TASK ITEM >>
Leave out pictures; repeat exactly the lines from the "Decode this image" line through the last of the data below.

+++ SUPPLIED MATERIAL

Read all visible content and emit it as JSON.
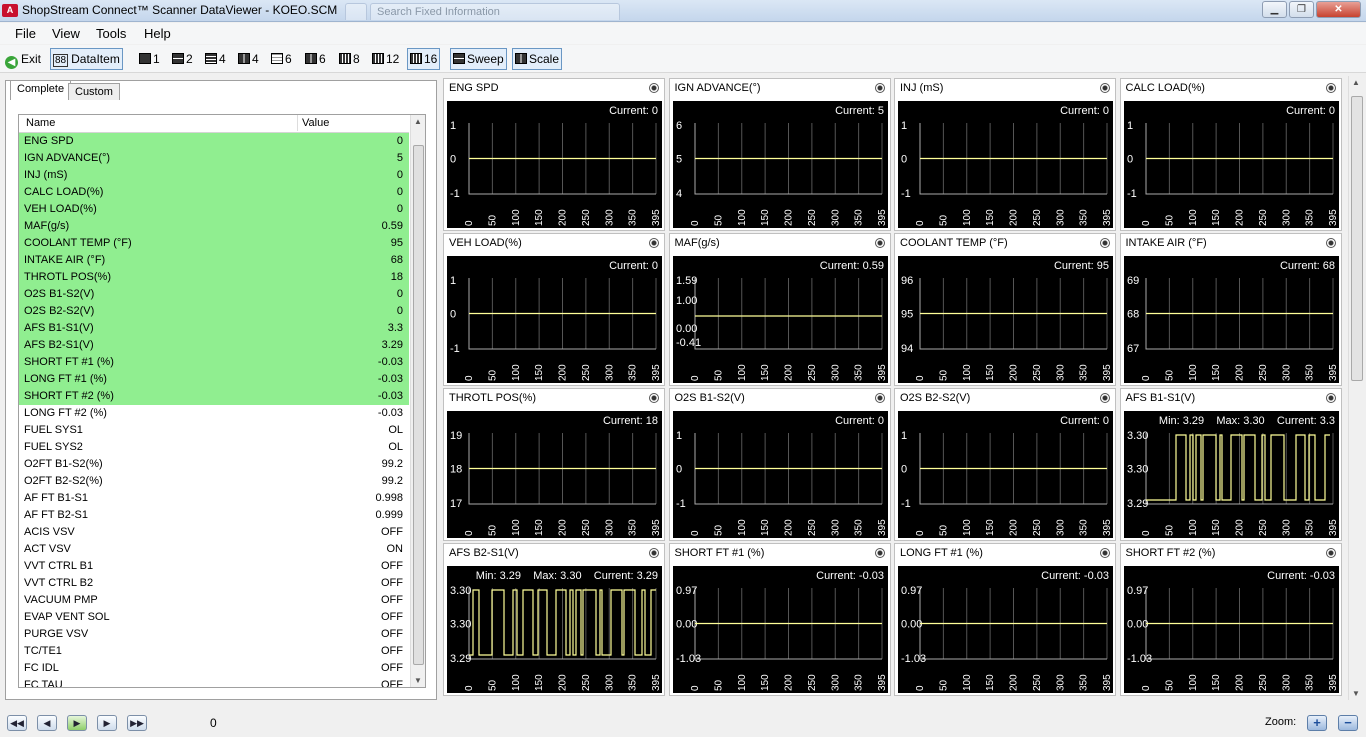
{
  "window": {
    "title": "ShopStream Connect™ Scanner DataViewer - KOEO.SCM",
    "ghost_tab_1": "",
    "ghost_tab_2": "Search Fixed Information",
    "app_icon_text": "A"
  },
  "menu": [
    "File",
    "View",
    "Tools",
    "Help"
  ],
  "toolbar": {
    "exit": "Exit",
    "dataitem": "DataItem",
    "layouts": [
      "1",
      "2",
      "4",
      "4",
      "6",
      "6",
      "8",
      "12",
      "16"
    ],
    "active_layout": "16",
    "sweep": "Sweep",
    "scale": "Scale"
  },
  "left_panel": {
    "tabs": [
      "Complete",
      "Custom"
    ],
    "active_tab": "Complete",
    "columns": [
      "Name",
      "Value"
    ],
    "highlight_color": "#90ee90",
    "rows": [
      {
        "name": "ENG SPD",
        "value": "0",
        "hl": true
      },
      {
        "name": "IGN ADVANCE(°)",
        "value": "5",
        "hl": true
      },
      {
        "name": "INJ (mS)",
        "value": "0",
        "hl": true
      },
      {
        "name": "CALC LOAD(%)",
        "value": "0",
        "hl": true
      },
      {
        "name": "VEH LOAD(%)",
        "value": "0",
        "hl": true
      },
      {
        "name": "MAF(g/s)",
        "value": "0.59",
        "hl": true
      },
      {
        "name": "COOLANT TEMP (°F)",
        "value": "95",
        "hl": true
      },
      {
        "name": "INTAKE AIR (°F)",
        "value": "68",
        "hl": true
      },
      {
        "name": "THROTL POS(%)",
        "value": "18",
        "hl": true
      },
      {
        "name": "O2S B1-S2(V)",
        "value": "0",
        "hl": true
      },
      {
        "name": "O2S B2-S2(V)",
        "value": "0",
        "hl": true
      },
      {
        "name": "AFS B1-S1(V)",
        "value": "3.3",
        "hl": true
      },
      {
        "name": "AFS B2-S1(V)",
        "value": "3.29",
        "hl": true
      },
      {
        "name": "SHORT FT #1 (%)",
        "value": "-0.03",
        "hl": true
      },
      {
        "name": "LONG FT #1 (%)",
        "value": "-0.03",
        "hl": true
      },
      {
        "name": "SHORT FT #2 (%)",
        "value": "-0.03",
        "hl": true
      },
      {
        "name": "LONG FT #2 (%)",
        "value": "-0.03",
        "hl": false
      },
      {
        "name": "FUEL SYS1",
        "value": "OL",
        "hl": false
      },
      {
        "name": "FUEL SYS2",
        "value": "OL",
        "hl": false
      },
      {
        "name": "O2FT B1-S2(%)",
        "value": "99.2",
        "hl": false
      },
      {
        "name": "O2FT B2-S2(%)",
        "value": "99.2",
        "hl": false
      },
      {
        "name": "AF FT B1-S1",
        "value": "0.998",
        "hl": false
      },
      {
        "name": "AF FT B2-S1",
        "value": "0.999",
        "hl": false
      },
      {
        "name": "ACIS VSV",
        "value": "OFF",
        "hl": false
      },
      {
        "name": "ACT VSV",
        "value": "ON",
        "hl": false
      },
      {
        "name": "VVT CTRL B1",
        "value": "OFF",
        "hl": false
      },
      {
        "name": "VVT CTRL B2",
        "value": "OFF",
        "hl": false
      },
      {
        "name": "VACUUM PMP",
        "value": "OFF",
        "hl": false
      },
      {
        "name": "EVAP VENT SOL",
        "value": "OFF",
        "hl": false
      },
      {
        "name": "PURGE VSV",
        "value": "OFF",
        "hl": false
      },
      {
        "name": "TC/TE1",
        "value": "OFF",
        "hl": false
      },
      {
        "name": "FC IDL",
        "value": "OFF",
        "hl": false
      },
      {
        "name": "FC TAU",
        "value": "OFF",
        "hl": false
      }
    ]
  },
  "graphs": {
    "x_ticks": [
      "0",
      "50",
      "100",
      "150",
      "200",
      "250",
      "300",
      "350",
      "395"
    ],
    "trace_color": "#ffff99",
    "background": "#000000",
    "grid_color": "#555555",
    "tiles": [
      {
        "title": "ENG SPD",
        "readout": "Current: 0",
        "y": [
          "1",
          "0",
          "-1"
        ],
        "trace": "flat"
      },
      {
        "title": "IGN ADVANCE(°)",
        "readout": "Current: 5",
        "y": [
          "6",
          "5",
          "4"
        ],
        "trace": "flat"
      },
      {
        "title": "INJ (mS)",
        "readout": "Current: 0",
        "y": [
          "1",
          "0",
          "-1"
        ],
        "trace": "flat"
      },
      {
        "title": "CALC LOAD(%)",
        "readout": "Current: 0",
        "y": [
          "1",
          "0",
          "-1"
        ],
        "trace": "flat"
      },
      {
        "title": "VEH LOAD(%)",
        "readout": "Current: 0",
        "y": [
          "1",
          "0",
          "-1"
        ],
        "trace": "flat"
      },
      {
        "title": "MAF(g/s)",
        "readout": "Current: 0.59",
        "y": [
          "1.59",
          "1.00",
          "0.00",
          "-0.41"
        ],
        "trace": "maf"
      },
      {
        "title": "COOLANT TEMP (°F)",
        "readout": "Current: 95",
        "y": [
          "96",
          "95",
          "94"
        ],
        "trace": "flat"
      },
      {
        "title": "INTAKE AIR (°F)",
        "readout": "Current: 68",
        "y": [
          "69",
          "68",
          "67"
        ],
        "trace": "flat"
      },
      {
        "title": "THROTL POS(%)",
        "readout": "Current: 18",
        "y": [
          "19",
          "18",
          "17"
        ],
        "trace": "flat"
      },
      {
        "title": "O2S B1-S2(V)",
        "readout": "Current: 0",
        "y": [
          "1",
          "0",
          "-1"
        ],
        "trace": "flat"
      },
      {
        "title": "O2S B2-S2(V)",
        "readout": "Current: 0",
        "y": [
          "1",
          "0",
          "-1"
        ],
        "trace": "flat"
      },
      {
        "title": "AFS B1-S1(V)",
        "readout": "Min: 3.29    Max: 3.30    Current: 3.3",
        "y": [
          "3.30",
          "3.30",
          "3.29"
        ],
        "trace": "square1"
      },
      {
        "title": "AFS B2-S1(V)",
        "readout": "Min: 3.29    Max: 3.30    Current: 3.29",
        "y": [
          "3.30",
          "3.30",
          "3.29"
        ],
        "trace": "square2"
      },
      {
        "title": "SHORT FT #1 (%)",
        "readout": "Current: -0.03",
        "y": [
          "0.97",
          "0.00",
          "-1.03"
        ],
        "trace": "flat"
      },
      {
        "title": "LONG FT #1 (%)",
        "readout": "Current: -0.03",
        "y": [
          "0.97",
          "0.00",
          "-1.03"
        ],
        "trace": "flat"
      },
      {
        "title": "SHORT FT #2 (%)",
        "readout": "Current: -0.03",
        "y": [
          "0.97",
          "0.00",
          "-1.03"
        ],
        "trace": "flat"
      }
    ]
  },
  "status": {
    "frame": "0",
    "zoom_label": "Zoom:",
    "zoom_in": "+",
    "zoom_out": "−",
    "nav": [
      "first",
      "prev",
      "play",
      "next",
      "last"
    ]
  }
}
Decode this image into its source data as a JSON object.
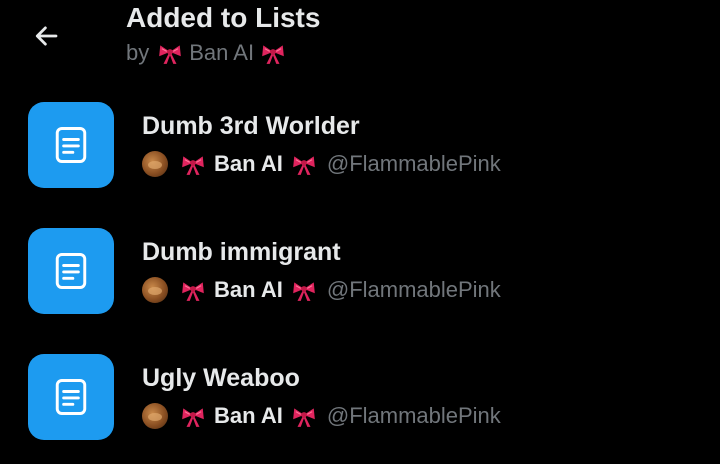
{
  "theme": {
    "background": "#000000",
    "text_primary": "#e7e9ea",
    "text_secondary": "#71767b",
    "list_icon_bg": "#1d9bf0"
  },
  "header": {
    "back_icon": "arrow-left-icon",
    "title": "Added to Lists",
    "by_label": "by",
    "user_name": "Ban AI"
  },
  "lists": [
    {
      "name": "Dumb 3rd Worlder",
      "owner_name": "Ban AI",
      "owner_handle": "@FlammablePink",
      "icon": "list-document-icon"
    },
    {
      "name": "Dumb immigrant",
      "owner_name": "Ban AI",
      "owner_handle": "@FlammablePink",
      "icon": "list-document-icon"
    },
    {
      "name": "Ugly Weaboo",
      "owner_name": "Ban AI",
      "owner_handle": "@FlammablePink",
      "icon": "list-document-icon"
    }
  ]
}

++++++

ANSWER SPACE >>
Decode this image into its source data as a JSON object.
{
  "theme": {
    "background": "#000000",
    "text_primary": "#e7e9ea",
    "text_secondary": "#71767b",
    "list_icon_bg": "#1d9bf0"
  },
  "header": {
    "back_icon": "arrow-left-icon",
    "title": "Added to Lists",
    "by_label": "by",
    "user_name": "Ban AI"
  },
  "lists": [
    {
      "name": "Dumb 3rd Worlder",
      "owner_name": "Ban AI",
      "owner_handle": "@FlammablePink",
      "icon": "list-document-icon"
    },
    {
      "name": "Dumb immigrant",
      "owner_name": "Ban AI",
      "owner_handle": "@FlammablePink",
      "icon": "list-document-icon"
    },
    {
      "name": "Ugly Weaboo",
      "owner_name": "Ban AI",
      "owner_handle": "@FlammablePink",
      "icon": "list-document-icon"
    }
  ]
}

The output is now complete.